Data about app and page elements:

::::

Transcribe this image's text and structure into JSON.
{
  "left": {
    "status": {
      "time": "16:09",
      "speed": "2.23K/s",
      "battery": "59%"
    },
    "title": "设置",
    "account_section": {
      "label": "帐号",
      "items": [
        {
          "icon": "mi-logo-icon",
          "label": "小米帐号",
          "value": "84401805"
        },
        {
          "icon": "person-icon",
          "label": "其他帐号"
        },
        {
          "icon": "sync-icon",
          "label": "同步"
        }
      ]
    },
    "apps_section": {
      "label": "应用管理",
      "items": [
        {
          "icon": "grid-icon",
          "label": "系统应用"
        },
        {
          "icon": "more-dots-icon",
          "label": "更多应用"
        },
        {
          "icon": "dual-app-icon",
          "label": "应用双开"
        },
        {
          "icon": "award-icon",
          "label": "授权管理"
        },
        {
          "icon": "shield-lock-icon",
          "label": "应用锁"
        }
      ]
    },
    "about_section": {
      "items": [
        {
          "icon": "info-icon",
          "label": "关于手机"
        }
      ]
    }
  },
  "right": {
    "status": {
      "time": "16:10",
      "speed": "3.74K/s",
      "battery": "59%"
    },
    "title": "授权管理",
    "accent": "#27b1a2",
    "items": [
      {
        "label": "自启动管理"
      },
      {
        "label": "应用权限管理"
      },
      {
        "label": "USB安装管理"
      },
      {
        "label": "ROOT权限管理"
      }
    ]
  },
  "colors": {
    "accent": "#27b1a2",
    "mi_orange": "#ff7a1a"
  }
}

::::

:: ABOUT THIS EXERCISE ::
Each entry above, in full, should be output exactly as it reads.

:: RESULT BELOW ::
Transcribe this image's text and structure into JSON.
{
  "left": {
    "status": {
      "time": "16:09",
      "speed": "2.23K/s",
      "battery": "59%"
    },
    "title": "设置",
    "account_section": {
      "label": "帐号",
      "items": [
        {
          "icon": "mi-logo-icon",
          "label": "小米帐号",
          "value": "84401805"
        },
        {
          "icon": "person-icon",
          "label": "其他帐号"
        },
        {
          "icon": "sync-icon",
          "label": "同步"
        }
      ]
    },
    "apps_section": {
      "label": "应用管理",
      "items": [
        {
          "icon": "grid-icon",
          "label": "系统应用"
        },
        {
          "icon": "more-dots-icon",
          "label": "更多应用"
        },
        {
          "icon": "dual-app-icon",
          "label": "应用双开"
        },
        {
          "icon": "award-icon",
          "label": "授权管理"
        },
        {
          "icon": "shield-lock-icon",
          "label": "应用锁"
        }
      ]
    },
    "about_section": {
      "items": [
        {
          "icon": "info-icon",
          "label": "关于手机"
        }
      ]
    }
  },
  "right": {
    "status": {
      "time": "16:10",
      "speed": "3.74K/s",
      "battery": "59%"
    },
    "title": "授权管理",
    "accent": "#27b1a2",
    "items": [
      {
        "label": "自启动管理"
      },
      {
        "label": "应用权限管理"
      },
      {
        "label": "USB安装管理"
      },
      {
        "label": "ROOT权限管理"
      }
    ]
  },
  "colors": {
    "accent": "#27b1a2",
    "mi_orange": "#ff7a1a"
  }
}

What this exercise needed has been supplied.